---- Data section
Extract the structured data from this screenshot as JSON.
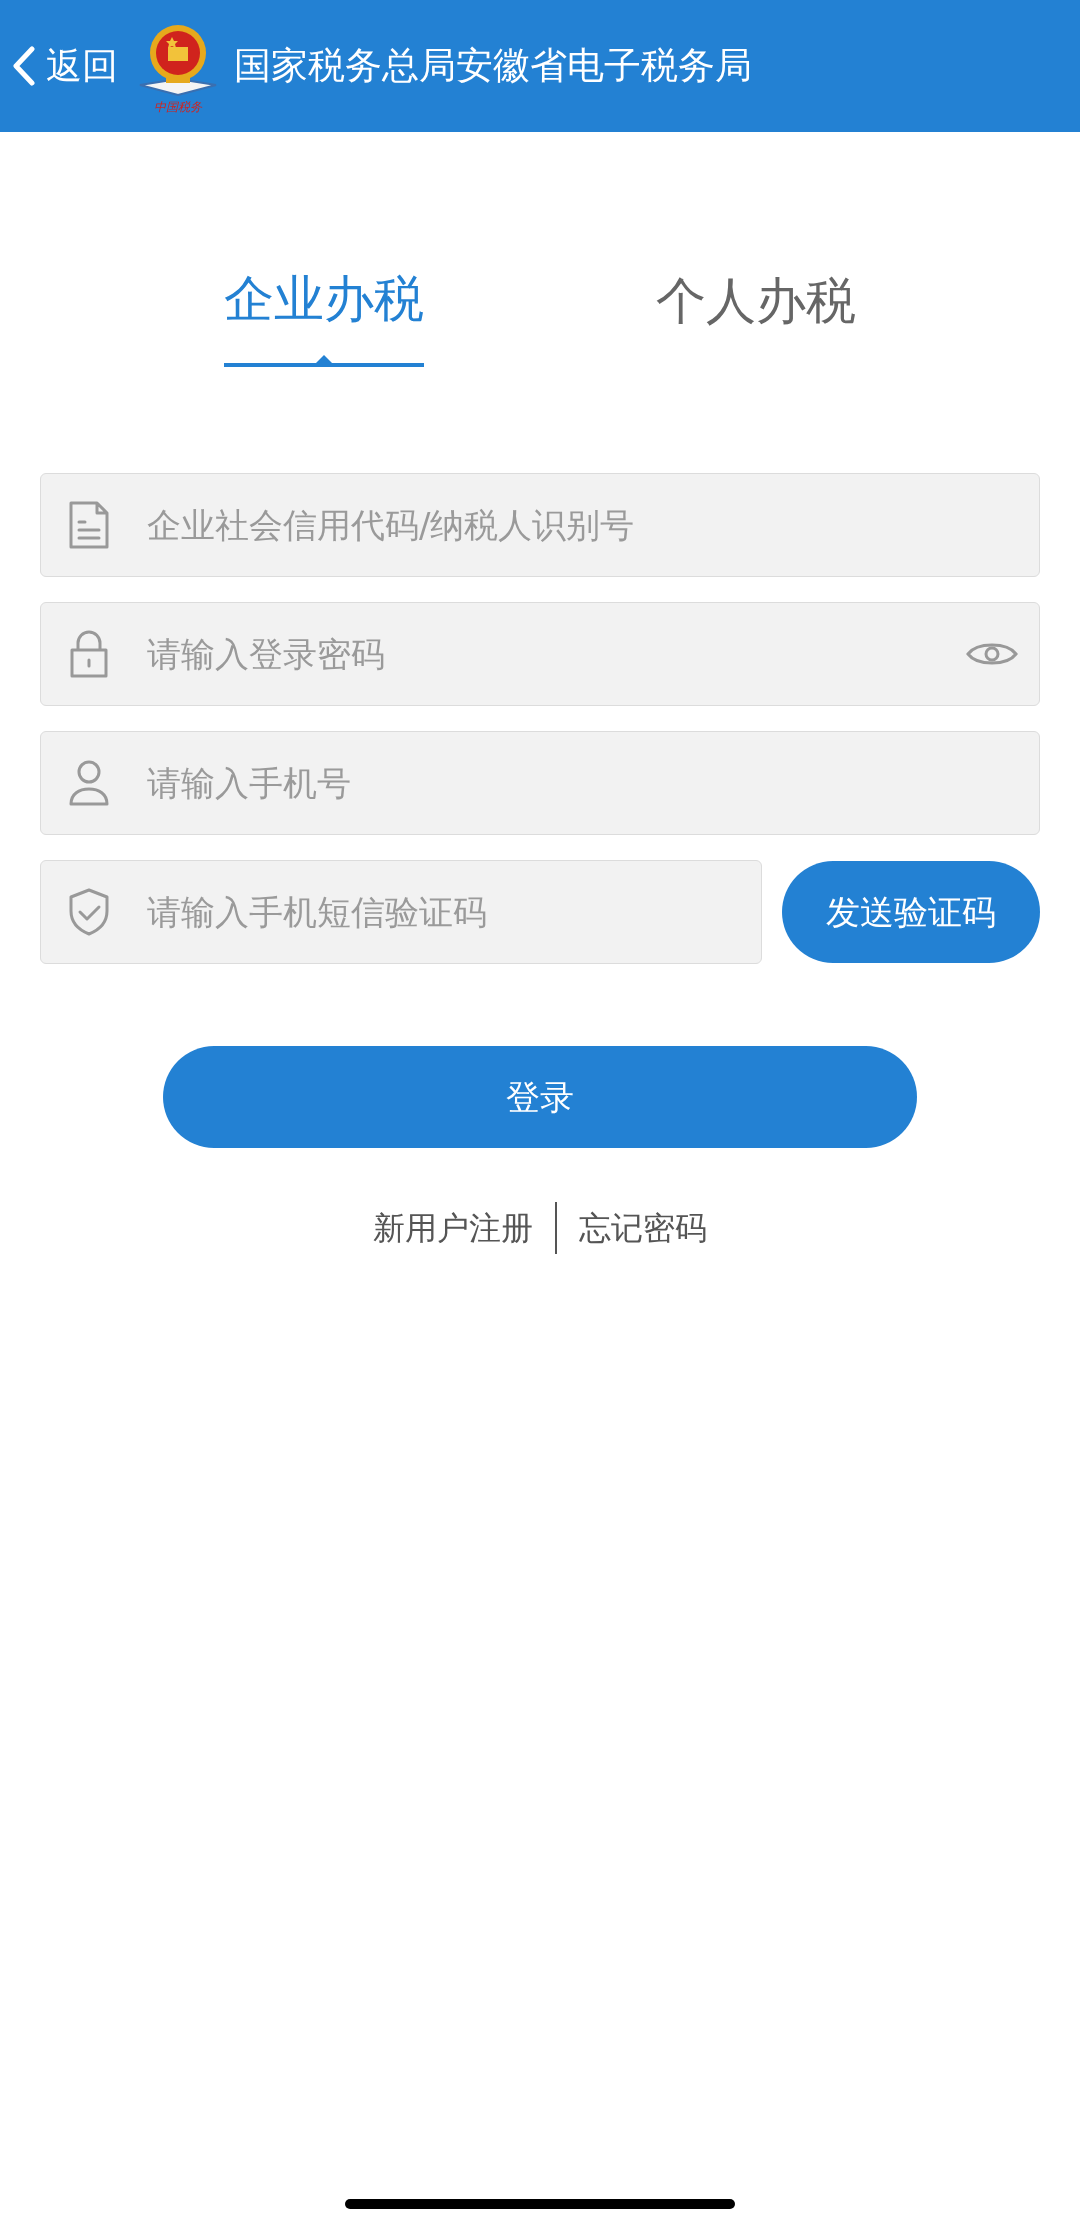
{
  "header": {
    "back_label": "返回",
    "logo_caption": "中国税务",
    "title": "国家税务总局安徽省电子税务局"
  },
  "tabs": [
    {
      "label": "企业办税",
      "selected": true
    },
    {
      "label": "个人办税",
      "selected": false
    }
  ],
  "fields": [
    {
      "kind": "document",
      "placeholder": "企业社会信用代码/纳税人识别号"
    },
    {
      "kind": "password",
      "placeholder": "请输入登录密码"
    },
    {
      "kind": "person",
      "placeholder": "请输入手机号"
    },
    {
      "kind": "sms",
      "placeholder": "请输入手机短信验证码",
      "action": "发送验证码"
    }
  ],
  "login_button": "登录",
  "links": [
    "新用户注册",
    "忘记密码"
  ]
}
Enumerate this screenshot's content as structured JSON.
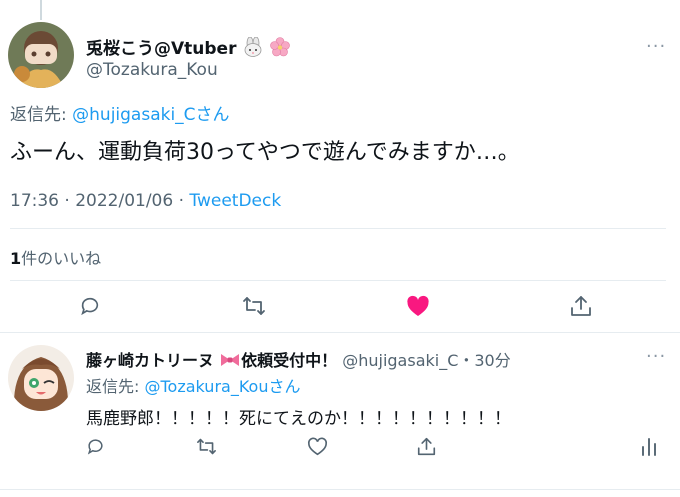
{
  "main_tweet": {
    "display_name": "兎桜こう@Vtuber",
    "handle": "@Tozakura_Kou",
    "reply_prefix": "返信先: ",
    "reply_to": "@hujigasaki_Cさん",
    "text": "ふーん、運動負荷30ってやつで遊んでみますか…。",
    "time": "17:36 · 2022/01/06 · ",
    "client": "TweetDeck",
    "likes_count": "1",
    "likes_label": "件のいいね",
    "liked": true,
    "like_color": "#f91880"
  },
  "reply_tweet": {
    "display_name": "藤ヶ崎カトリーヌ",
    "name_suffix": "依頼受付中！",
    "handle_time": "@hujigasaki_C・30分",
    "reply_prefix": "返信先: ",
    "reply_to": "@Tozakura_Kouさん",
    "text": "馬鹿野郎！！！！！死にてえのか！！！！！！！！！！"
  },
  "more_icon": "···",
  "colors": {
    "link": "#1d9bf0",
    "muted": "#536471",
    "divider": "#e6ecf0"
  }
}
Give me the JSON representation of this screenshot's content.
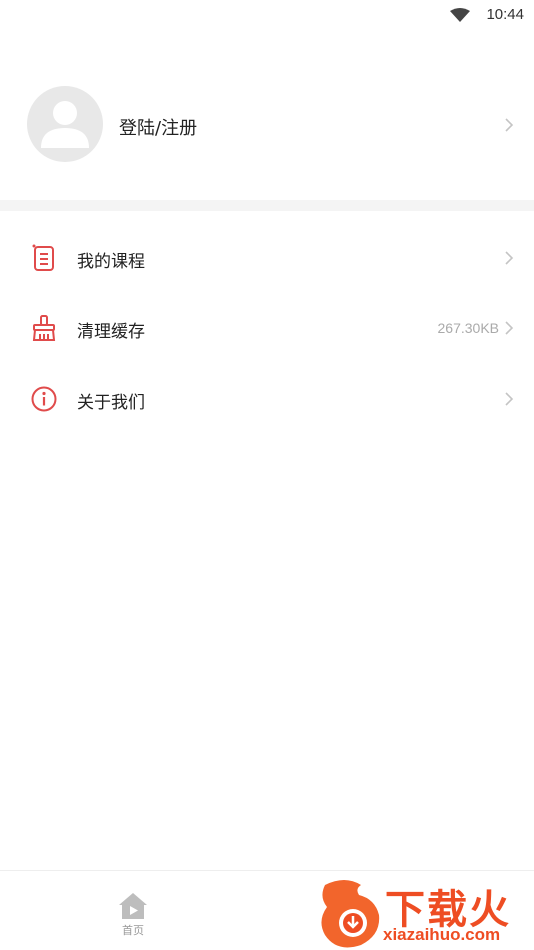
{
  "status_bar": {
    "time": "10:44",
    "wifi_icon": "wifi-icon"
  },
  "profile": {
    "login_label": "登陆/注册",
    "avatar_icon": "person-icon"
  },
  "menu": [
    {
      "label": "我的课程",
      "icon": "course-document-icon",
      "value": ""
    },
    {
      "label": "清理缓存",
      "icon": "broom-icon",
      "value": "267.30KB"
    },
    {
      "label": "关于我们",
      "icon": "info-icon",
      "value": ""
    }
  ],
  "tabbar": {
    "home_label": "首页",
    "home_icon": "home-play-icon"
  },
  "watermark": {
    "text_big": "下载火",
    "text_small": "xiazaihuo.com"
  },
  "colors": {
    "accent": "#e04b4b",
    "watermark": "#ee4d23",
    "divider": "#f4f4f4"
  }
}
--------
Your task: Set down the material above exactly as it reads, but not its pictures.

Expected output:
Extract the structured data from this screenshot as JSON.
{
  "header": {
    "back_label": "返回",
    "logo_caption": "中国税务",
    "title": "国家税务总局安徽省电子税务局"
  },
  "tabs": [
    {
      "label": "企业办税",
      "selected": true
    },
    {
      "label": "个人办税",
      "selected": false
    }
  ],
  "fields": [
    {
      "kind": "document",
      "placeholder": "企业社会信用代码/纳税人识别号"
    },
    {
      "kind": "password",
      "placeholder": "请输入登录密码"
    },
    {
      "kind": "person",
      "placeholder": "请输入手机号"
    },
    {
      "kind": "sms",
      "placeholder": "请输入手机短信验证码",
      "action": "发送验证码"
    }
  ],
  "login_button": "登录",
  "links": [
    "新用户注册",
    "忘记密码"
  ]
}
Enumerate this screenshot's content as structured JSON.
{
  "main_tweet": {
    "display_name": "兎桜こう@Vtuber",
    "handle": "@Tozakura_Kou",
    "reply_prefix": "返信先: ",
    "reply_to": "@hujigasaki_Cさん",
    "text": "ふーん、運動負荷30ってやつで遊んでみますか…。",
    "time": "17:36 · 2022/01/06 · ",
    "client": "TweetDeck",
    "likes_count": "1",
    "likes_label": "件のいいね",
    "liked": true,
    "like_color": "#f91880"
  },
  "reply_tweet": {
    "display_name": "藤ヶ崎カトリーヌ",
    "name_suffix": "依頼受付中！",
    "handle_time": "@hujigasaki_C・30分",
    "reply_prefix": "返信先: ",
    "reply_to": "@Tozakura_Kouさん",
    "text": "馬鹿野郎！！！！！死にてえのか！！！！！！！！！！"
  },
  "more_icon": "···",
  "colors": {
    "link": "#1d9bf0",
    "muted": "#536471",
    "divider": "#e6ecf0"
  }
}
Give me the JSON representation of this screenshot's content.
{
  "status_bar": {
    "time": "10:44",
    "wifi_icon": "wifi-icon"
  },
  "profile": {
    "login_label": "登陆/注册",
    "avatar_icon": "person-icon"
  },
  "menu": [
    {
      "label": "我的课程",
      "icon": "course-document-icon",
      "value": ""
    },
    {
      "label": "清理缓存",
      "icon": "broom-icon",
      "value": "267.30KB"
    },
    {
      "label": "关于我们",
      "icon": "info-icon",
      "value": ""
    }
  ],
  "tabbar": {
    "home_label": "首页",
    "home_icon": "home-play-icon"
  },
  "watermark": {
    "text_big": "下载火",
    "text_small": "xiazaihuo.com"
  },
  "colors": {
    "accent": "#e04b4b",
    "watermark": "#ee4d23",
    "divider": "#f4f4f4"
  }
}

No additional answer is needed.